“I have never felt uncomfortable with my heritage, and that’s something that I know a lot of people do experience. Immigrants, for example. They come here and they’re automatically different and not-American at least to a lot of present Americans and that’s something that I’ve never had to experience or feel so I mean I feel sympathy for those people but I’ve never felt like empathy and I feel like that’s something that’s really important and becoming a global citizen,” Sintra said.

Sintra, during her eight months in Brazil, will be gone from August until April, meaning she will be abroad for her birthday as well holidays such as Thanksgiving, Christmas and New Years. She is not upset about this, and instead is more excited to see how different these holidays will be.

“I can’t wait to see how they are going to react to it. It’s not going to be about family anymore, at least not for this year. It’s going to be about me learning about their families and I guess it’s kind of hard to explain. I’m eager to see what kind of stuff they do for birthdays more that I’m upset about and missing one of my many and recurring birthdays. I’ll have a ton of birthdays and I already have had a ton of birthdays and holidays at home. I know what they’re about,” Sintra said. “This is about new things.”

Foreign reactions, getting back on track

Sintra has not received any negative reactions from friends, teachers or immediate family members, and instead only received overwhelming support from them, especially from her close friends, such as senior Rana Kraftson.

I think it’s well-deserved. She spends a lot of time like studying language and she’s one of the most talented people I know at learning languages and she works really hard at it. ”

— Rana Kraftson

“I think it’s well-deserved. She spends a lot of time like studying language and she’s one of the most talented people I know at learning languages and she works really hard at it. So yeah, I think it was very well-deserved on her part,” Rana said. “I don’t even think she’ll be homesick. She’s pretty independent and I think she’ll meet a lot of cool people and she’s really easy to make friends with. So I think that she’ll make some really good friends there.”

Sintra has been grateful to be supported by her friends, but has not had similar reactions with her extended family. Before her great uncle passed away, he had printed off an article for her about how dangerous Brazil is. His article only pushed her to go more.

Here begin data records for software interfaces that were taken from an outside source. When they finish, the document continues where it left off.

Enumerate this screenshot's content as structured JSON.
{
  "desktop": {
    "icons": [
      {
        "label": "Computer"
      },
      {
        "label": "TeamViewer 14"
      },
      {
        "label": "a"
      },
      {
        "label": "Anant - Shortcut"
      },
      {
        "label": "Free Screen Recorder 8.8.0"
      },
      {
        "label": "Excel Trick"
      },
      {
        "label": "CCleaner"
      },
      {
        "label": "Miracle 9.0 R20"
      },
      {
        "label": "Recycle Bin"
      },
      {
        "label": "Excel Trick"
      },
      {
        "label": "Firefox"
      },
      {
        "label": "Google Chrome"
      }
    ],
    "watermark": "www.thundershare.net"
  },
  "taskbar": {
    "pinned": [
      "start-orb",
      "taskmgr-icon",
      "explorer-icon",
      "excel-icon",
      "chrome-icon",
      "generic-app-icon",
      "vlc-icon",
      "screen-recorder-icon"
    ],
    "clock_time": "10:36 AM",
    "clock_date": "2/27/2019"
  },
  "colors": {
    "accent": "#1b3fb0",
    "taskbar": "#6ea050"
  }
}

“I haven’t been getting negative reactions from friends. Mostly it’s just like, ‘I’ll miss you but I’m so excited for you.’ And from my parents they’re like, ‘Really keep in contact.’ Some of my slightly more distant family has been a little bit more negative, like my grandma, for example. Two of my grandmas, actually. They just straight up don’t want me to go,” Sintra said.

Sintra is not letting her extended family’s negative thoughts weigh her down, though she is reasonably concerned about her safety, as Brazil has high crime and violence rates. Despite this, she is looking forward to the trip and is hoping to come back to the States with a new perspective on education and a refreshed feel about life.

“I want to like get out and I want to experience something new,” Sintra said. “The comfortability thing that I feel here is something that I am not going to have there and it scares the crap out of me, but it’s also super exciting.”